Entries taken from a collection

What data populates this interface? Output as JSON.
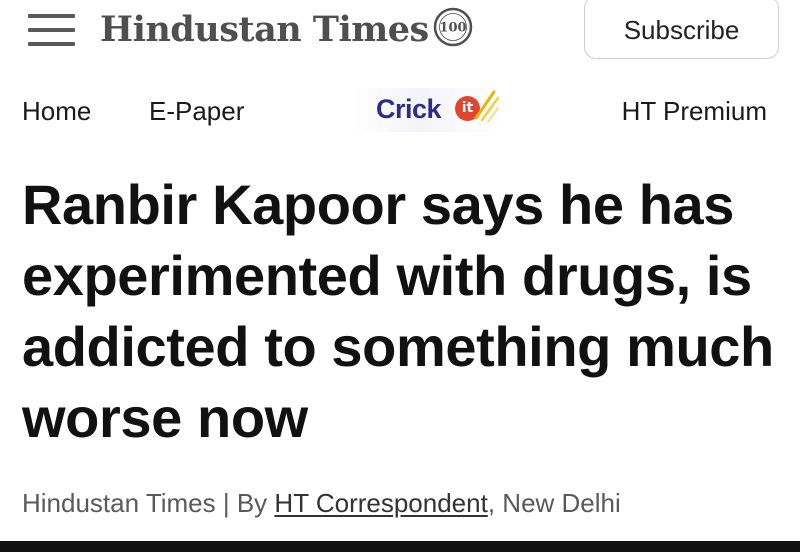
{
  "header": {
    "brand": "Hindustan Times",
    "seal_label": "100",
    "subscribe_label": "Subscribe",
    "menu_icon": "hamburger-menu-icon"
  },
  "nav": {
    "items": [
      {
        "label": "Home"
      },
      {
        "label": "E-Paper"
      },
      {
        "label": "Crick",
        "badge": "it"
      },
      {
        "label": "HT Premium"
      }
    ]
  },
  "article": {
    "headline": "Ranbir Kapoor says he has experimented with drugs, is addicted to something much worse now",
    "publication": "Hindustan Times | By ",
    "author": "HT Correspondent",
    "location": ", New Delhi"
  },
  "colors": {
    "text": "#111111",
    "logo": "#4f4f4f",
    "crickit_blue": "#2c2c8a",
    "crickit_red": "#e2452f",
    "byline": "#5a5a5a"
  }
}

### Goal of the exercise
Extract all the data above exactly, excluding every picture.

### Answer to the exercise
What data populates this interface? Output as JSON.
{
  "header": {
    "brand": "Hindustan Times",
    "seal_label": "100",
    "subscribe_label": "Subscribe",
    "menu_icon": "hamburger-menu-icon"
  },
  "nav": {
    "items": [
      {
        "label": "Home"
      },
      {
        "label": "E-Paper"
      },
      {
        "label": "Crick",
        "badge": "it"
      },
      {
        "label": "HT Premium"
      }
    ]
  },
  "article": {
    "headline": "Ranbir Kapoor says he has experimented with drugs, is addicted to something much worse now",
    "publication": "Hindustan Times | By ",
    "author": "HT Correspondent",
    "location": ", New Delhi"
  },
  "colors": {
    "text": "#111111",
    "logo": "#4f4f4f",
    "crickit_blue": "#2c2c8a",
    "crickit_red": "#e2452f",
    "byline": "#5a5a5a"
  }
}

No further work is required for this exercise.